The most frequently reported adverse event that occurred during the clinical trials of the TECNIS® Multifocal lenses was surgical re-intervention, most of which were non-lens-related. Lens-related re-interventions occurred at a rate of 0.6% to 1.0%. Other surgical re-interventions included lens exchanges (for incorrect IOL power), retinal repair, ruptured globe repair, macular hole repair, removal of retained lens material, treatment injections for cystoid macular edema and iritis, and blepharoplasty.



TECNIS® 1-Piece Lenses are indicated for the visual correction of aphakia in adult patients in whom a cataractous lens has been removed by extra capsular cataract extraction. These devices are intended to be placed in the capsular bag.


Physicians considering lens implantation should weigh the potential risk/benefit ratio for any conditions described in the TECNIS® 1-Piece IOL Directions for Use that could increase complications or impact patient outcomes.

See Full Indications and Important Safety Information.



The Model DK7796 Handpiece is used in combination with the Model 1MTEC30 Cartridge to fold and assist in inserting AMO Acrylic 1-Piece Intraocular Lenses, ONLY into the capsular bag. 


Do not use the handpiece if the rod tip appears nicked or damaged in any way.


The UNFOLDER® Platinum 1 Series Implantation System should be used ONLY with AMO Acrylic 1-Piece IOLs. Do not use if the cartridge tip is cracked or split prior to implantation. Never release the plunger until the optic body has been completely released from the cartridge tube.

See Full Indications and Important Safety Information.

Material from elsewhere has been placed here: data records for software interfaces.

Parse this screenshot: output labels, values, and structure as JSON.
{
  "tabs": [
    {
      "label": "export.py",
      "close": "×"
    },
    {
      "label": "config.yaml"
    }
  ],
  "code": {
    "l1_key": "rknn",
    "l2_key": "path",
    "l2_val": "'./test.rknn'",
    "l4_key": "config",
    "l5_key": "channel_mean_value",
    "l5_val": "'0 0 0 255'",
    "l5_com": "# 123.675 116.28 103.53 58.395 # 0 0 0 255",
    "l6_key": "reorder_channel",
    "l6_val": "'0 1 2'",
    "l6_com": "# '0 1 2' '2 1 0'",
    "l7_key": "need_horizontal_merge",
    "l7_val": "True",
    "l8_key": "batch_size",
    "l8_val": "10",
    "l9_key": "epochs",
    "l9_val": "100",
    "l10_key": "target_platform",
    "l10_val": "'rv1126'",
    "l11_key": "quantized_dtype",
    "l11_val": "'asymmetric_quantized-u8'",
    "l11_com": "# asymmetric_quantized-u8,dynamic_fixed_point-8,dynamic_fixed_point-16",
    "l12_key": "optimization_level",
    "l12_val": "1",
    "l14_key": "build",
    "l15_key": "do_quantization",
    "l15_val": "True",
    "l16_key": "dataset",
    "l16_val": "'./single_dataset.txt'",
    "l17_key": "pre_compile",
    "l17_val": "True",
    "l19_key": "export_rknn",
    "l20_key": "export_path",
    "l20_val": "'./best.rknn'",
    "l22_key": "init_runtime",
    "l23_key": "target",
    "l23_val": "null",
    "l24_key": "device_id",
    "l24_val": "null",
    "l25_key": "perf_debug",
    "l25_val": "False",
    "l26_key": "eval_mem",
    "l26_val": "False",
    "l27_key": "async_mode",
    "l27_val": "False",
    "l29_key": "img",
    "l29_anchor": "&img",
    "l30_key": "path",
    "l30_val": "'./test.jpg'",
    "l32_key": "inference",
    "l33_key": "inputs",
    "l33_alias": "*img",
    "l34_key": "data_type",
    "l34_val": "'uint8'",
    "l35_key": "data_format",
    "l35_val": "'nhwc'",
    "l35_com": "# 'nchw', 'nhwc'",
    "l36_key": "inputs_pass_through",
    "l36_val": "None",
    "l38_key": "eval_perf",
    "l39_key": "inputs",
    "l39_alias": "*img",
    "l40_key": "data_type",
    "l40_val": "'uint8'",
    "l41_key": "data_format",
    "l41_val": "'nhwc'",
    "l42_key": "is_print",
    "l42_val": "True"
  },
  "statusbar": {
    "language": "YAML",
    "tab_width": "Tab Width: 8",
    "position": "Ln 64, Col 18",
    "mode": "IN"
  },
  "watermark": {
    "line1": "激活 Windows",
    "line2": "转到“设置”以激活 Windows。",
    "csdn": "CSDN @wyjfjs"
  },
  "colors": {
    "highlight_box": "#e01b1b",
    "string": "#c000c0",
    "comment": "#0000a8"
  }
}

Reference the Directions for Use for a complete listing of Indications and Important Safety Information.